● Data provided
****

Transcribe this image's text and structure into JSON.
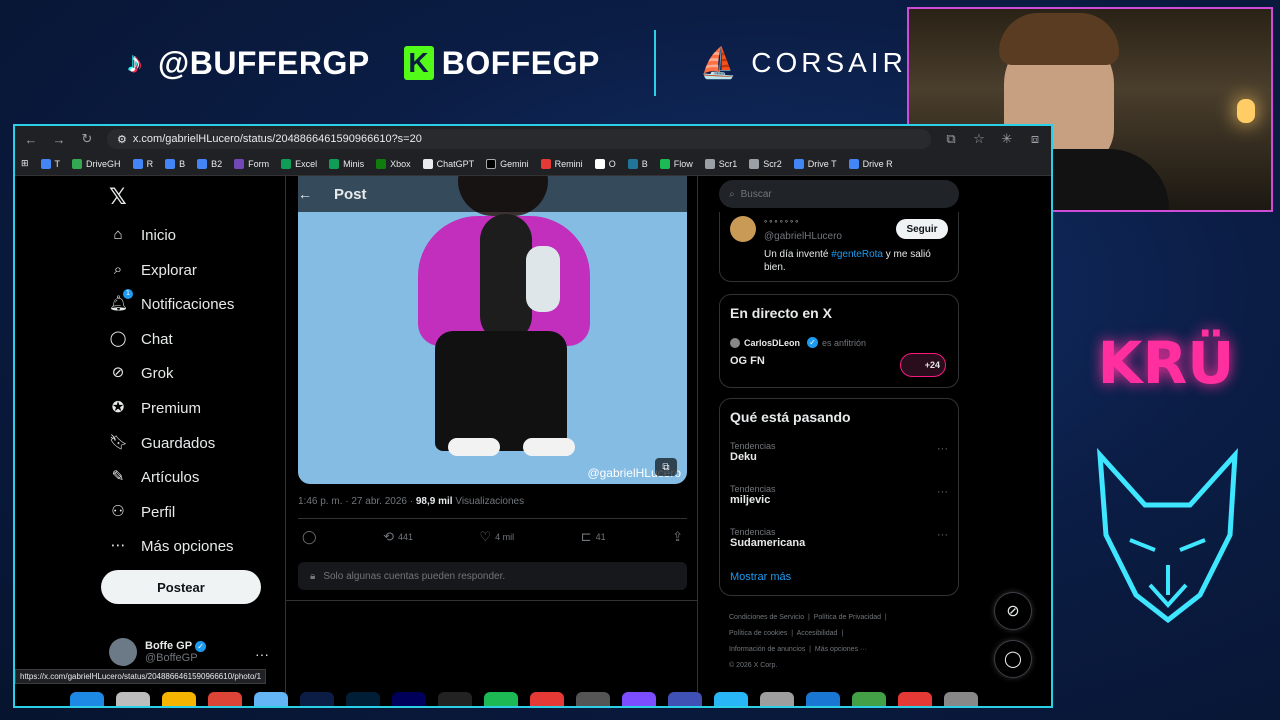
{
  "overlay": {
    "tiktok_handle": "@BUFFERGP",
    "kick_handle": "BOFFEGP",
    "sponsor": "CORSAIR",
    "team_logo": "KRÜ"
  },
  "browser": {
    "url": "x.com/gabrielHLucero/status/2048866461590966610?s=20",
    "bookmarks": [
      "T",
      "DriveGH",
      "R",
      "B",
      "B2",
      "Form",
      "Excel",
      "Minis",
      "Xbox",
      "ChatGPT",
      "Gemini",
      "Remini",
      "O",
      "B",
      "Flow",
      "Scr1",
      "Scr2",
      "Drive T",
      "Drive R"
    ],
    "status_url": "https://x.com/gabrielHLucero/status/2048866461590966610/photo/1"
  },
  "nav": {
    "items": [
      {
        "label": "Inicio",
        "icon": "home-icon"
      },
      {
        "label": "Explorar",
        "icon": "search-icon"
      },
      {
        "label": "Notificaciones",
        "icon": "bell-icon",
        "badge": "1"
      },
      {
        "label": "Chat",
        "icon": "chat-icon"
      },
      {
        "label": "Grok",
        "icon": "grok-icon"
      },
      {
        "label": "Premium",
        "icon": "premium-icon"
      },
      {
        "label": "Guardados",
        "icon": "bookmark-icon"
      },
      {
        "label": "Artículos",
        "icon": "article-icon"
      },
      {
        "label": "Perfil",
        "icon": "person-icon"
      },
      {
        "label": "Más opciones",
        "icon": "more-circle-icon"
      }
    ],
    "post_button": "Postear",
    "profile_name": "Boffe GP",
    "profile_handle": "@BoffeGP"
  },
  "post": {
    "header_title": "Post",
    "watermark": "@gabrielHLucero",
    "time": "1:46 p. m. · 27 abr. 2026 ·",
    "views_count": "98,9 mil",
    "views_label": "Visualizaciones",
    "retweets": "441",
    "likes": "4 mil",
    "bookmarks": "41",
    "reply_restriction": "Solo algunas cuentas pueden responder."
  },
  "sidebar": {
    "search_placeholder": "Buscar",
    "author": {
      "handle": "@gabrielHLucero",
      "follow_label": "Seguir",
      "bio_prefix": "Un día inventé",
      "bio_hashtag": "#genteRota",
      "bio_suffix": "y me salió bien."
    },
    "live": {
      "title": "En directo en X",
      "host": "CarlosDLeon",
      "host_suffix": "es anfitrión",
      "space_title": "OG FN",
      "listeners": "+24"
    },
    "trends": {
      "title": "Qué está pasando",
      "items": [
        {
          "category": "Tendencias",
          "name": "Deku"
        },
        {
          "category": "Tendencias",
          "name": "miljevic"
        },
        {
          "category": "Tendencias",
          "name": "Sudamericana"
        }
      ],
      "show_more": "Mostrar más"
    },
    "footer": {
      "terms": "Condiciones de Servicio",
      "privacy": "Política de Privacidad",
      "cookies": "Política de cookies",
      "accessibility": "Accesibilidad",
      "ads": "Información de anuncios",
      "more": "Más opciones ···",
      "copyright": "© 2026 X Corp."
    }
  }
}
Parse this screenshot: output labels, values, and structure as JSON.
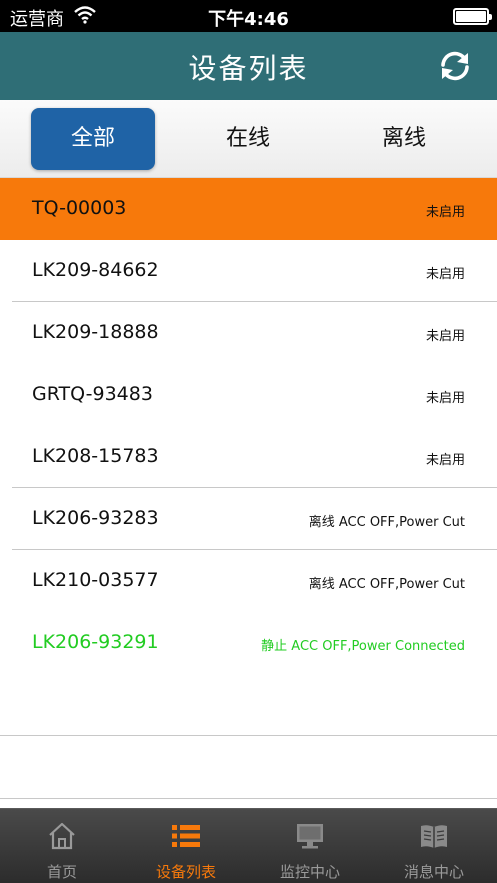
{
  "status_bar": {
    "carrier": "运营商",
    "time": "下午4:46"
  },
  "nav": {
    "title": "设备列表",
    "refresh_icon": "refresh-icon"
  },
  "segments": [
    {
      "label": "全部",
      "selected": true
    },
    {
      "label": "在线",
      "selected": false
    },
    {
      "label": "离线",
      "selected": false
    }
  ],
  "devices": [
    {
      "name": "TQ-00003",
      "status": "未启用",
      "selected": true
    },
    {
      "name": "LK209-84662",
      "status": "未启用"
    },
    {
      "name": "LK209-18888",
      "status": "未启用"
    },
    {
      "name": "GRTQ-93483",
      "status": "未启用"
    },
    {
      "name": "LK208-15783",
      "status": "未启用"
    },
    {
      "name": "LK206-93283",
      "status": "离线 ACC OFF,Power Cut"
    },
    {
      "name": "LK210-03577",
      "status": "离线 ACC OFF,Power Cut"
    },
    {
      "name": "LK206-93291",
      "status": "静止 ACC OFF,Power Connected",
      "color": "#22cc22"
    }
  ],
  "tabs": [
    {
      "label": "首页",
      "icon": "home-icon",
      "active": false
    },
    {
      "label": "设备列表",
      "icon": "list-icon",
      "active": true
    },
    {
      "label": "监控中心",
      "icon": "monitor-icon",
      "active": false
    },
    {
      "label": "消息中心",
      "icon": "book-icon",
      "active": false
    }
  ],
  "colors": {
    "nav_background": "#2f6e76",
    "segment_selected": "#1f63a6",
    "row_selected": "#f7790b",
    "status_green": "#22cc22",
    "tab_active": "#f7790b"
  }
}
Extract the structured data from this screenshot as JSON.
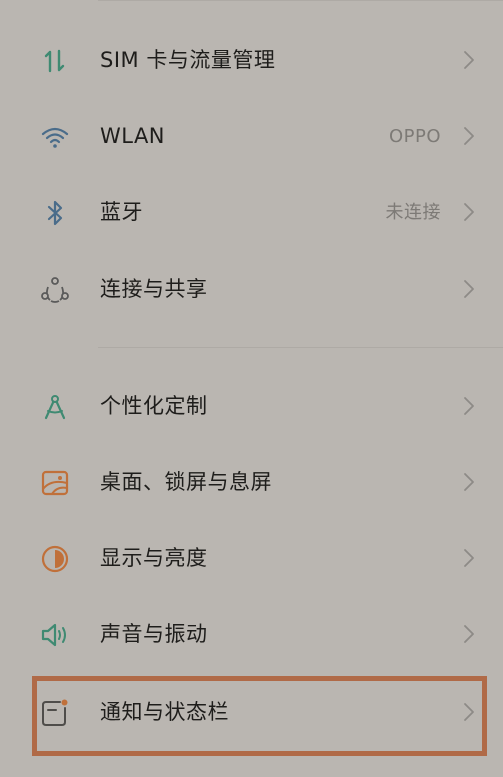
{
  "settings": {
    "items": [
      {
        "label": "SIM 卡与流量管理",
        "value": "",
        "icon": "sim-data-arrows-icon"
      },
      {
        "label": "WLAN",
        "value": "OPPO",
        "icon": "wifi-icon"
      },
      {
        "label": "蓝牙",
        "value": "未连接",
        "icon": "bluetooth-icon"
      },
      {
        "label": "连接与共享",
        "value": "",
        "icon": "connection-sharing-icon"
      },
      {
        "label": "个性化定制",
        "value": "",
        "icon": "personalization-compass-icon"
      },
      {
        "label": "桌面、锁屏与息屏",
        "value": "",
        "icon": "wallpaper-icon"
      },
      {
        "label": "显示与亮度",
        "value": "",
        "icon": "brightness-icon"
      },
      {
        "label": "声音与振动",
        "value": "",
        "icon": "speaker-vibration-icon"
      },
      {
        "label": "通知与状态栏",
        "value": "",
        "icon": "notification-statusbar-icon"
      }
    ]
  },
  "colors": {
    "background": "#bab6b1",
    "highlight_border": "#b06a47",
    "teal_accent": "#3f8a72",
    "blue_accent": "#4a6c8a",
    "orange_accent": "#c0703a"
  }
}
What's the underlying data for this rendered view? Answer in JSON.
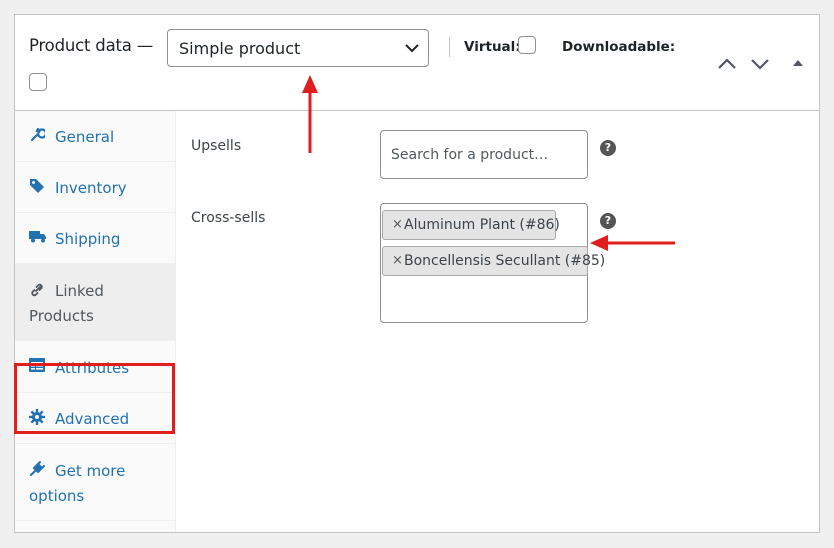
{
  "header": {
    "title": "Product data —",
    "product_type": "Simple product",
    "virtual_label": "Virtual:",
    "downloadable_label": "Downloadable:"
  },
  "tabs": [
    {
      "label": "General",
      "icon": "wrench-icon"
    },
    {
      "label": "Inventory",
      "icon": "tag-icon"
    },
    {
      "label": "Shipping",
      "icon": "truck-icon"
    },
    {
      "label_line1": "Linked",
      "label_line2": "Products",
      "icon": "link-icon",
      "active": true
    },
    {
      "label": "Attributes",
      "icon": "list-icon"
    },
    {
      "label": "Advanced",
      "icon": "gear-icon"
    },
    {
      "label_line1": "Get more",
      "label_line2": "options",
      "icon": "plugin-icon"
    }
  ],
  "fields": {
    "upsells": {
      "label": "Upsells",
      "placeholder": "Search for a product…"
    },
    "cross_sells": {
      "label": "Cross-sells",
      "selected": [
        "Aluminum Plant (#86)",
        "Boncellensis Secullant (#85)"
      ],
      "remove_symbol": "×"
    },
    "help_symbol": "?"
  },
  "colors": {
    "link": "#2271b1",
    "highlight": "#e01e1e",
    "border": "#c3c4c7"
  }
}
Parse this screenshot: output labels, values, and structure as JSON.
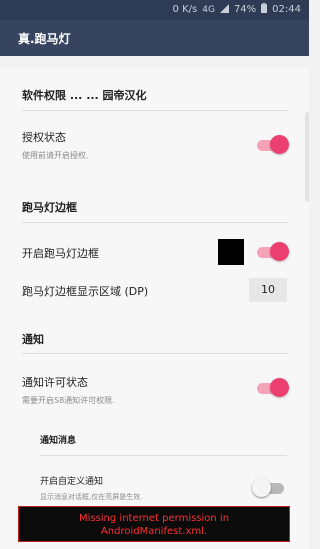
{
  "status_bar": {
    "net_speed": "0 K/s",
    "network_type": "4G",
    "battery": "74%",
    "time": "02:44",
    "icons": [
      "network-type-icon",
      "signal-icon",
      "battery-icon"
    ]
  },
  "app_bar": {
    "title": "真.跑马灯"
  },
  "credit": {
    "title": "软件权限 ... ... 园帝汉化"
  },
  "auth": {
    "label": "授权状态",
    "summary": "使用前请开启授权.",
    "enabled": true
  },
  "border_section": {
    "title": "跑马灯边框"
  },
  "enable_border": {
    "label": "开启跑马灯边框",
    "enabled": true,
    "color": "#000000"
  },
  "border_area": {
    "label": "跑马灯边框显示区域 (DP)",
    "value": "10"
  },
  "notify_section": {
    "title": "通知"
  },
  "notify_permission": {
    "label": "通知许可状态",
    "summary": "需要开启S8通知许可权限.",
    "enabled": true
  },
  "notify_sub": {
    "title": "通知消息"
  },
  "custom_notify": {
    "label": "开启自定义通知",
    "summary": "显示消息对话框,仅在亮屏是生效.",
    "enabled": false
  },
  "toast": {
    "line1": "Missing internet permission in",
    "line2": "AndroidManifest.xml."
  },
  "colors": {
    "accent": "#ea3f6f",
    "app_bar": "#36445f",
    "status_bar": "#2e3b55",
    "toast_text": "#ff3030"
  }
}
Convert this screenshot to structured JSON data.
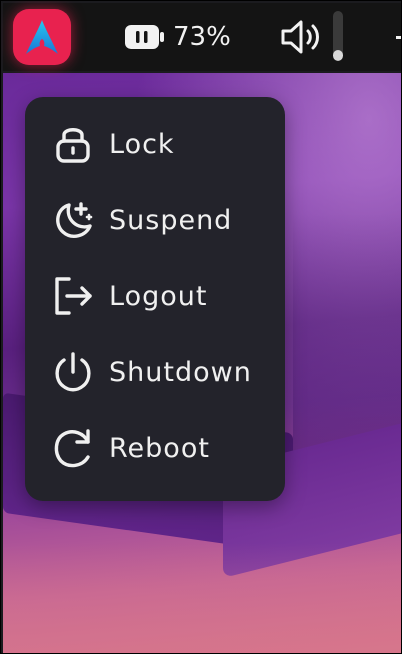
{
  "topbar": {
    "battery": {
      "percent_label": "73%",
      "icon": "battery-icon"
    },
    "volume": {
      "icon": "volume-icon",
      "level": 0.22
    },
    "launcher": {
      "icon": "arch-logo-icon"
    },
    "overflow_icon": "more-icon"
  },
  "power_menu": {
    "items": [
      {
        "label": "Lock",
        "icon": "lock-icon"
      },
      {
        "label": "Suspend",
        "icon": "moon-icon"
      },
      {
        "label": "Logout",
        "icon": "logout-icon"
      },
      {
        "label": "Shutdown",
        "icon": "power-icon"
      },
      {
        "label": "Reboot",
        "icon": "reboot-icon"
      }
    ]
  },
  "colors": {
    "launcher_bg": "#e8224f",
    "menu_bg": "#23232b",
    "topbar_bg": "#141414",
    "text": "#f0f0f0"
  }
}
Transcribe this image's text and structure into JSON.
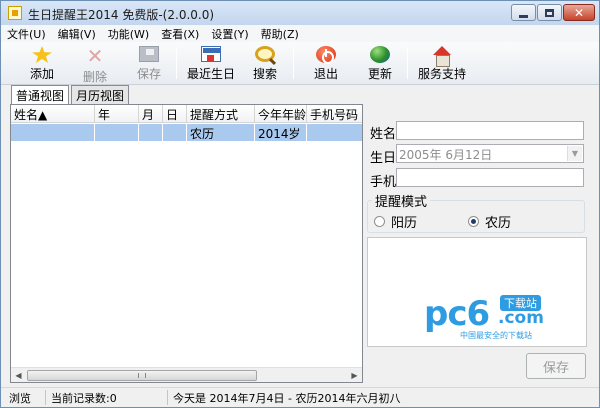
{
  "window": {
    "title": "生日提醒王2014 免费版-(2.0.0.0)",
    "close_glyph": "✕"
  },
  "menu": [
    "文件(U)",
    "编辑(V)",
    "功能(W)",
    "查看(X)",
    "设置(Y)",
    "帮助(Z)"
  ],
  "toolbar": {
    "add": "添加",
    "delete": "删除",
    "save": "保存",
    "recent_birthday": "最近生日",
    "search": "搜索",
    "exit": "退出",
    "update": "更新",
    "support": "服务支持"
  },
  "tabs": [
    "普通视图",
    "月历视图"
  ],
  "list": {
    "columns": [
      "姓名▲",
      "年",
      "月",
      "日",
      "提醒方式",
      "今年年龄",
      "手机号码"
    ],
    "rows": [
      [
        "",
        "",
        "",
        "",
        "农历",
        "2014岁",
        ""
      ]
    ]
  },
  "form": {
    "name_label": "姓名",
    "birthday_label": "生日",
    "birthday_value": "2005年  6月12日",
    "phone_label": "手机",
    "mode_group_title": "提醒模式",
    "mode_solar": "阳历",
    "mode_lunar": "农历",
    "mode_selected": "农历",
    "save_button": "保存"
  },
  "watermark": {
    "main": "pc6",
    "badge": "下载站",
    "domain": ".com",
    "slogan": "中国最安全的下载站"
  },
  "statusbar": {
    "mode": "浏览",
    "record_count": "当前记录数:0",
    "today": "今天是 2014年7月4日 - 农历2014年六月初八"
  }
}
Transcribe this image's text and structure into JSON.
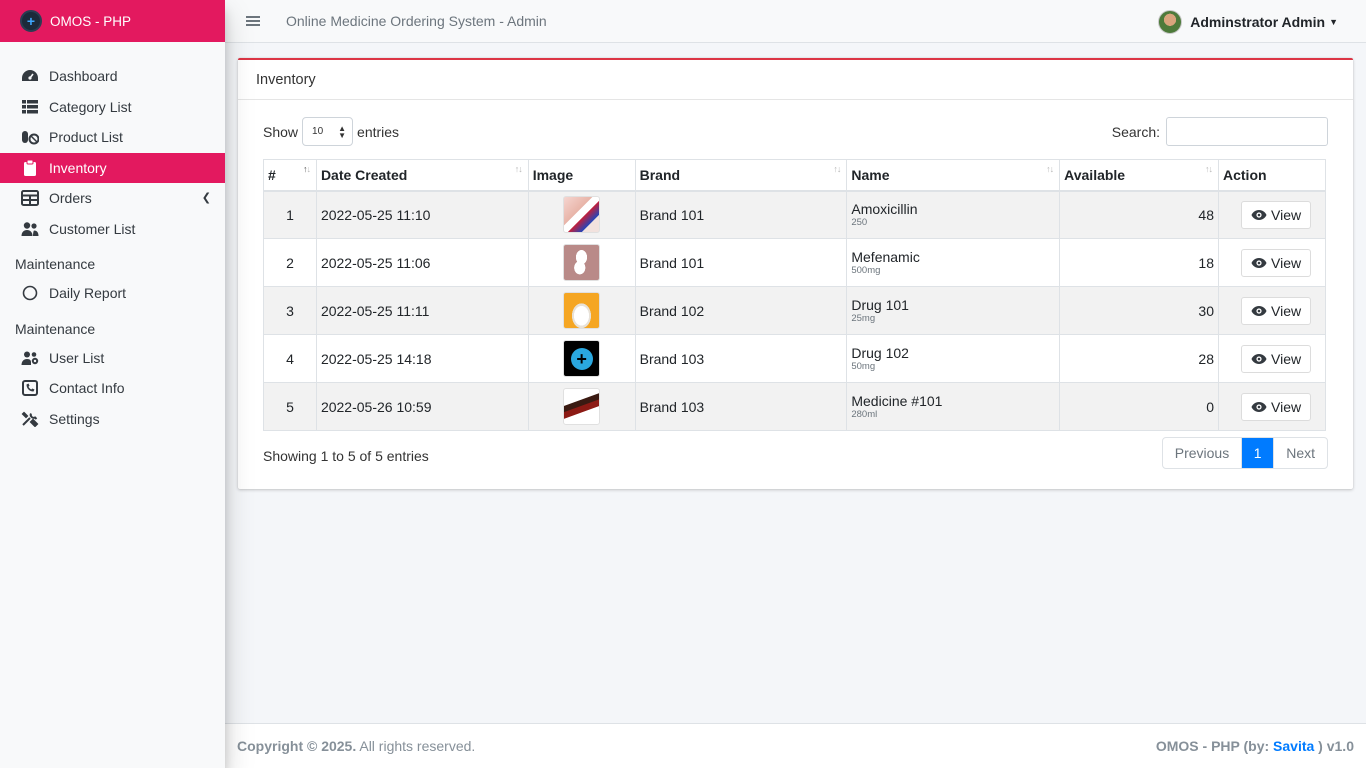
{
  "brand": {
    "name": "OMOS - PHP"
  },
  "sidebar": {
    "items": [
      {
        "label": "Dashboard",
        "icon": "dashboard-icon"
      },
      {
        "label": "Category List",
        "icon": "list-icon"
      },
      {
        "label": "Product List",
        "icon": "pills-icon"
      },
      {
        "label": "Inventory",
        "icon": "clipboard-icon",
        "active": true
      },
      {
        "label": "Orders",
        "icon": "table-icon"
      },
      {
        "label": "Customer List",
        "icon": "users-icon"
      }
    ],
    "section1": "Maintenance",
    "report": {
      "label": "Daily Report",
      "icon": "circle-icon"
    },
    "section2": "Maintenance",
    "maint": [
      {
        "label": "User List",
        "icon": "users-cog-icon"
      },
      {
        "label": "Contact Info",
        "icon": "phone-square-icon"
      },
      {
        "label": "Settings",
        "icon": "tools-icon"
      }
    ]
  },
  "topbar": {
    "title": "Online Medicine Ordering System - Admin",
    "user": "Adminstrator Admin"
  },
  "card": {
    "title": "Inventory"
  },
  "table": {
    "show_label": "Show",
    "entries_label": "entries",
    "page_size": "10",
    "search_label": "Search:",
    "headers": [
      "#",
      "Date Created",
      "Image",
      "Brand",
      "Name",
      "Available",
      "Action"
    ],
    "rows": [
      {
        "num": "1",
        "date": "2022-05-25 11:10",
        "brand": "Brand 101",
        "name": "Amoxicillin",
        "sub": "250",
        "available": "48",
        "action": "View"
      },
      {
        "num": "2",
        "date": "2022-05-25 11:06",
        "brand": "Brand 101",
        "name": "Mefenamic",
        "sub": "500mg",
        "available": "18",
        "action": "View"
      },
      {
        "num": "3",
        "date": "2022-05-25 11:11",
        "brand": "Brand 102",
        "name": "Drug 101",
        "sub": "25mg",
        "available": "30",
        "action": "View"
      },
      {
        "num": "4",
        "date": "2022-05-25 14:18",
        "brand": "Brand 103",
        "name": "Drug 102",
        "sub": "50mg",
        "available": "28",
        "action": "View"
      },
      {
        "num": "5",
        "date": "2022-05-26 10:59",
        "brand": "Brand 103",
        "name": "Medicine #101",
        "sub": "280ml",
        "available": "0",
        "action": "View"
      }
    ],
    "info": "Showing 1 to 5 of 5 entries",
    "prev": "Previous",
    "page": "1",
    "next": "Next"
  },
  "footer": {
    "copyright": "Copyright © 2025.",
    "rights": " All rights reserved.",
    "app": "OMOS - PHP (by: ",
    "author": "Savita",
    "version": " ) v1.0"
  },
  "colors": {
    "accent": "#e3195f",
    "primary": "#007bff",
    "card_border": "#dc3545"
  }
}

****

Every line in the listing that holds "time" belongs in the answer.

● Response to this task
    "time": "1:46 p. m. · 27 abr. 2026 ·",
    "time": "下午4:46"
    "time": "02:44",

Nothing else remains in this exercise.